The implementation of risk-based monitoring is moving forward, but it is not without its challenges

The implementation of risk-based monitoring is moving forward, but it is not without its challenges. Many sponsors still view the practice as extra or optional in a trial, added at their discretion, and so it is difficult to justify the costs up front. However, the new guidance is clear that the sponsor is required to develop a risk-based approach to monitoring, end stop. This includes any and all trials that fall under ICH E6t, i.e. every industry-sponsored clinical trial.

The first lines from the guideline introduction read, “Good Clinical Practice (GCP) is an international ethical and scientific quality standard for designing, conducting, recording and reporting trials that involve the participation of human subjects.”

Yet another objection we hear is that ICH E6 does not apply to US-only clinical trials. Now, there is a chance that the argument is now moot since FDA has officially published ICH E6 as their industry guidelines; but even before that, the argument did not stand up to scrutiny. In the vast majority, 99.99% of clinical trial protocols, including US-only, sponsors include verbiage that the trial will be run in accordance with GCP. This automatically means that, regardless of the geography of a particular study, compliance is built directly into the protocol design.

That said, since the new guide demands risk-based monitoring implementation in all clinical trials, we find that it’s the scope of central monitoring activities that require discussion in each particular trial.

Currently, our practice is to have our Key Risk Indicators planned and monitored in every study while reserving more complex statistical data monitoring to pivotal, large-scale trials and central safety reviews for those trials with specific safety concerns.
And yes, implementing the monitoring KRIs seems relatively simple at first; the problem is, as usual, in the details.

Trial design is the first of many challenges, especially regarding its connection to the planned enrolment rate. The complexity arises when we have to deal with a relatively small and slowly enrolling study (think a rare indication with a handful of sites and even fewer subjects enrolled over the course of multiple years) while also planning the efficient monitoring of a clinical trial in infectious diseases (with dozens of sites enrolling hundreds of subjects over several months).

Establishing appropriate KRI thresholds poses a problem in the slower, smaller study. One simply cannot apply traditional site performance comparisons because these slower, smaller enrolling studies do not produce the data in the volume that lends itself to standard statistics. If just one patient was screened out at a single site, they would create a 100% screen out rate which, when compared to the study average, will trigger red flags everywhere. The solution is increasing collaboration with statistical teams to ensure that the established controls work properly.

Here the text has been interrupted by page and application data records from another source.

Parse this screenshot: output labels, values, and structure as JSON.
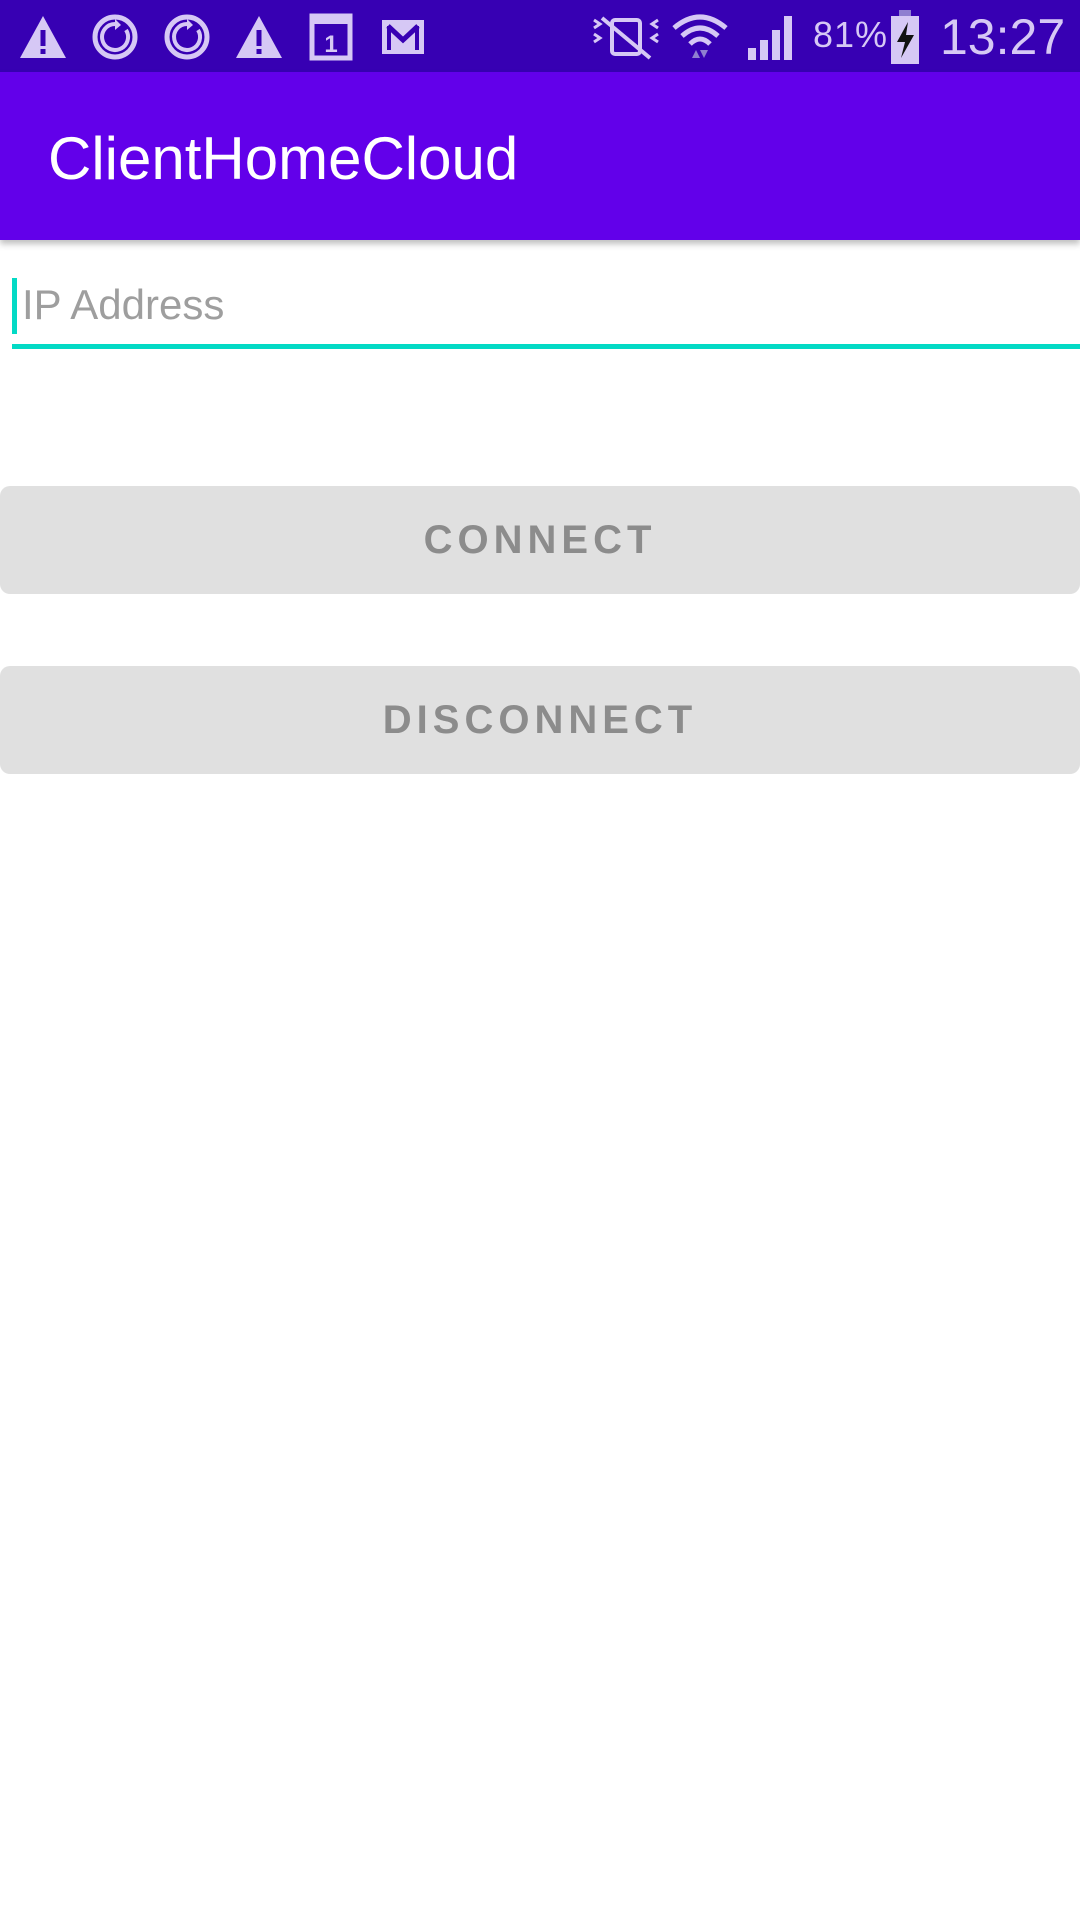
{
  "status_bar": {
    "battery_percent": "81%",
    "time": "13:27",
    "icons": [
      "warning-icon",
      "sync-icon",
      "sync-icon",
      "warning-icon",
      "calendar-icon",
      "gmail-icon",
      "vibrate-icon",
      "wifi-icon",
      "signal-icon",
      "battery-charging-icon"
    ],
    "calendar_day": "1"
  },
  "app_bar": {
    "title": "ClientHomeCloud"
  },
  "ip_field": {
    "placeholder": "IP Address",
    "value": ""
  },
  "buttons": {
    "connect_label": "CONNECT",
    "disconnect_label": "DISCONNECT"
  },
  "colors": {
    "status_bar": "#3700b3",
    "app_bar": "#6200ea",
    "accent": "#03dac5",
    "button_bg": "#e0e0e0",
    "button_text": "#8c8c8c"
  }
}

Ultimately, the success of any CRO’s risk-based monitoring model, comes down to knowledge of their own methodologies and an increased attention to detail. There is no “one size fits all” in this new world, and it’s up to CROs to keep a close look – and to collaborate, adapt, and improve – their own processes to remain in compliance with the new guidance.

Kirill Soldatov is director, process improvement at PSI